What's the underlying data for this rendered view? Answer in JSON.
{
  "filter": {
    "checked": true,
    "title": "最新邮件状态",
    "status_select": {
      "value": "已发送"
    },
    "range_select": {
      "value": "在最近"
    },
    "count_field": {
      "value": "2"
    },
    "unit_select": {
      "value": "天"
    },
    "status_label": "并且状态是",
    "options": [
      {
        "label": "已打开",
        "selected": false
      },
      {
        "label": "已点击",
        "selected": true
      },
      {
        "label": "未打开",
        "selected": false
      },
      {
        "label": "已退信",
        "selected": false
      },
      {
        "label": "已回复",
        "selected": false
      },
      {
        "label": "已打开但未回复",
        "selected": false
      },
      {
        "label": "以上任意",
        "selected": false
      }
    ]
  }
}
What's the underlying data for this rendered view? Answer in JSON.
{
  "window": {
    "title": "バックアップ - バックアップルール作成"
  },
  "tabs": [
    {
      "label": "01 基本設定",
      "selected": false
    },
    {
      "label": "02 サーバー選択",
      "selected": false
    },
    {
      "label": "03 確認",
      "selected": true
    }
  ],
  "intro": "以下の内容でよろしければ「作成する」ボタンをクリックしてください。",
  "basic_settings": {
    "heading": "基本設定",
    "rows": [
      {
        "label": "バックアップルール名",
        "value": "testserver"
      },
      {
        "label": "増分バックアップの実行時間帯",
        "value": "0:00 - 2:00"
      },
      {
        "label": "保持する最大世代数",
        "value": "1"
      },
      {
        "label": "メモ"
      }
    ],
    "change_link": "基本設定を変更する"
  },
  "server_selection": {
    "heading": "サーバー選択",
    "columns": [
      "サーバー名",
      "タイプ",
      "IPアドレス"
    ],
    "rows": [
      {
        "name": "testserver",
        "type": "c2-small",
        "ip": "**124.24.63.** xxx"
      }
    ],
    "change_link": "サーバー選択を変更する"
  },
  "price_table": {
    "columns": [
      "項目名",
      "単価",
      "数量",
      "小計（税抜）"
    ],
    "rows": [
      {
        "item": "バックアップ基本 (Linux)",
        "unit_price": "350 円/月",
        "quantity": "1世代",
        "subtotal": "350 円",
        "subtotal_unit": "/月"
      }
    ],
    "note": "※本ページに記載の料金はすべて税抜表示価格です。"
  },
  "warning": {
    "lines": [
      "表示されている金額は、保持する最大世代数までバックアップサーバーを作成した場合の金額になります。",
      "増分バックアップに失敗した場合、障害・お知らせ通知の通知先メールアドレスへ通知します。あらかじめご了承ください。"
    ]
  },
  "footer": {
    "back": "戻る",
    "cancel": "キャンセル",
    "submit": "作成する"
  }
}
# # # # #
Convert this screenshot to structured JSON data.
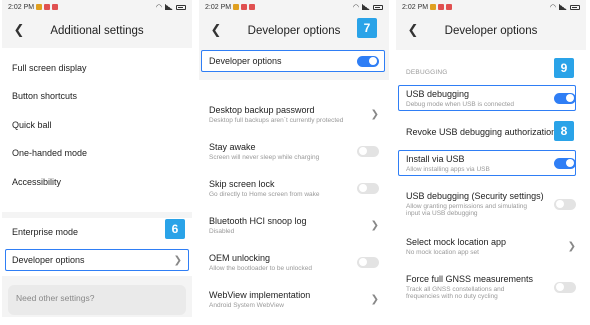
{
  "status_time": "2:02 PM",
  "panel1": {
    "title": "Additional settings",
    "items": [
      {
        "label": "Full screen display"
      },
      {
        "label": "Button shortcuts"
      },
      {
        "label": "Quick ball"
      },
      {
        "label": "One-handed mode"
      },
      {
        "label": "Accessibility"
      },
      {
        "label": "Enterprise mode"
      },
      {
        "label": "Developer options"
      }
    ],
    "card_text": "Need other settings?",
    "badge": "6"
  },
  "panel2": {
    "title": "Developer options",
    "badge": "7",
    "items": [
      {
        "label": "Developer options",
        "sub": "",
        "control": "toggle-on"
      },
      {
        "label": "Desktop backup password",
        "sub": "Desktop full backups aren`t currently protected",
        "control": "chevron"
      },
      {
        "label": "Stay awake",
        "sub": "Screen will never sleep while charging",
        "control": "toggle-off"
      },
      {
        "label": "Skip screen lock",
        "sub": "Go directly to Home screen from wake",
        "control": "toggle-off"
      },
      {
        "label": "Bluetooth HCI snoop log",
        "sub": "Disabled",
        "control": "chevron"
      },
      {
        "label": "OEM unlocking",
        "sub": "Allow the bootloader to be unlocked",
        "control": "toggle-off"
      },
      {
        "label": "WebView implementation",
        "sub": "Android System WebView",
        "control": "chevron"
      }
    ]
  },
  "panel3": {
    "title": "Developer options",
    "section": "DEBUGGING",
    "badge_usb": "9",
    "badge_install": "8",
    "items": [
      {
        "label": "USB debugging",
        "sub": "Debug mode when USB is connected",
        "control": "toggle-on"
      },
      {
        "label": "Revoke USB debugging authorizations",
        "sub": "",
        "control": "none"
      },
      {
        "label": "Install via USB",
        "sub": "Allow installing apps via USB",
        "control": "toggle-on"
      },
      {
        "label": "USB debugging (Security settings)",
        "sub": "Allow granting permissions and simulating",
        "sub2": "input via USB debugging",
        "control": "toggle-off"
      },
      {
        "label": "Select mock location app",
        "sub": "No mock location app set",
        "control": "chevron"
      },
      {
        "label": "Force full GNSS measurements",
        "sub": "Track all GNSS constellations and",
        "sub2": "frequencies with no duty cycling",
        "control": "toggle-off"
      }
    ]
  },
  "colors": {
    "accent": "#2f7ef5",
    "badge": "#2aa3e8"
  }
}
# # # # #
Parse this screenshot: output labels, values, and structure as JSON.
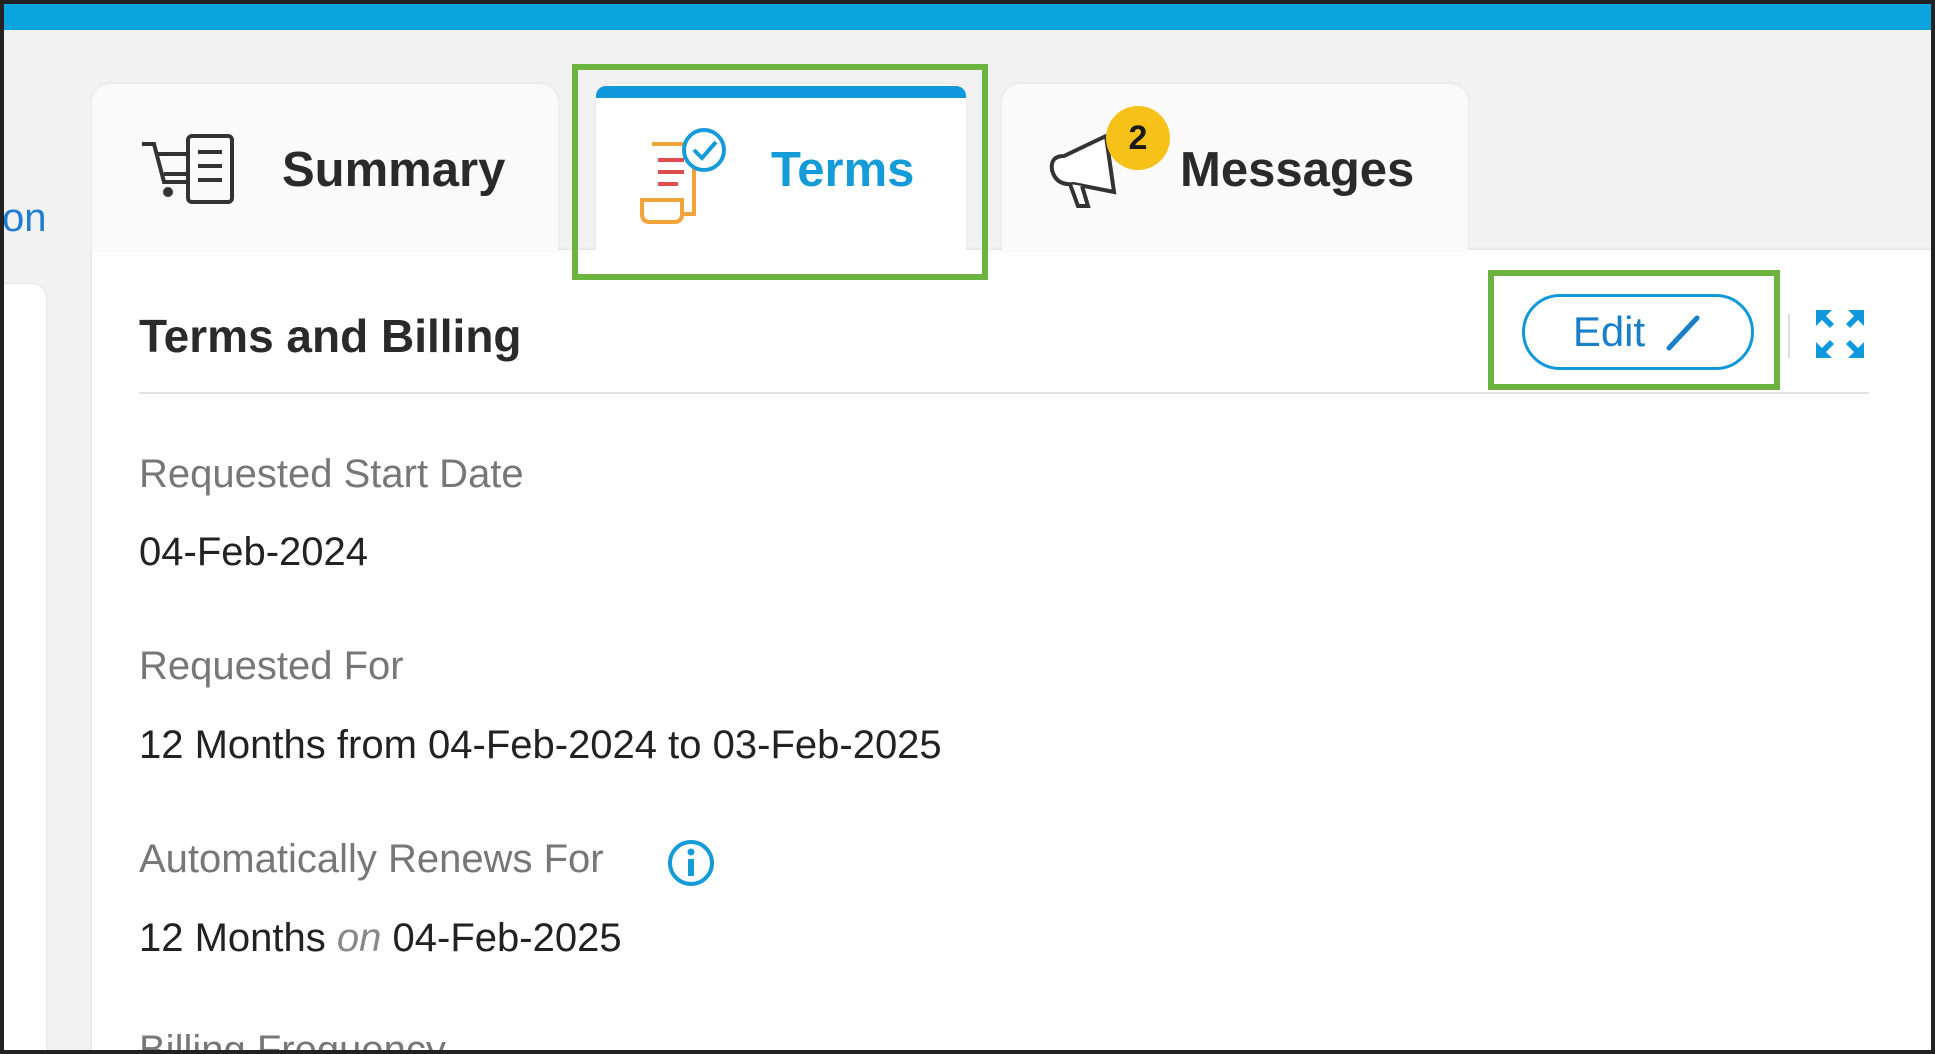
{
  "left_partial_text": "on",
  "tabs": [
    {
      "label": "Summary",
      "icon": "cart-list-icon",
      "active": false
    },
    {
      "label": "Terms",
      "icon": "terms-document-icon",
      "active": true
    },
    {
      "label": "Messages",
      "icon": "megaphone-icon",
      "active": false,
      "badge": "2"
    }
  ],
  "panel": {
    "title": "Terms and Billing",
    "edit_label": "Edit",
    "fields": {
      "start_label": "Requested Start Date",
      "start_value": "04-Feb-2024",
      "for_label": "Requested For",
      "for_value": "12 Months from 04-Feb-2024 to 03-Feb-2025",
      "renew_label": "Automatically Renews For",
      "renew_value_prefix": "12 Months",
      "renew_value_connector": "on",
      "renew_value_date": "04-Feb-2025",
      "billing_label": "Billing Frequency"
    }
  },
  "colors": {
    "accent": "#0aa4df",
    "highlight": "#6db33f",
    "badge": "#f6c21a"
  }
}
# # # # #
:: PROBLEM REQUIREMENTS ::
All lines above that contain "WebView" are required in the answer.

:: OUTPUT OF THE EXERCISE ::
        "label": "WebView implementation",
        "sub": "Android System WebView",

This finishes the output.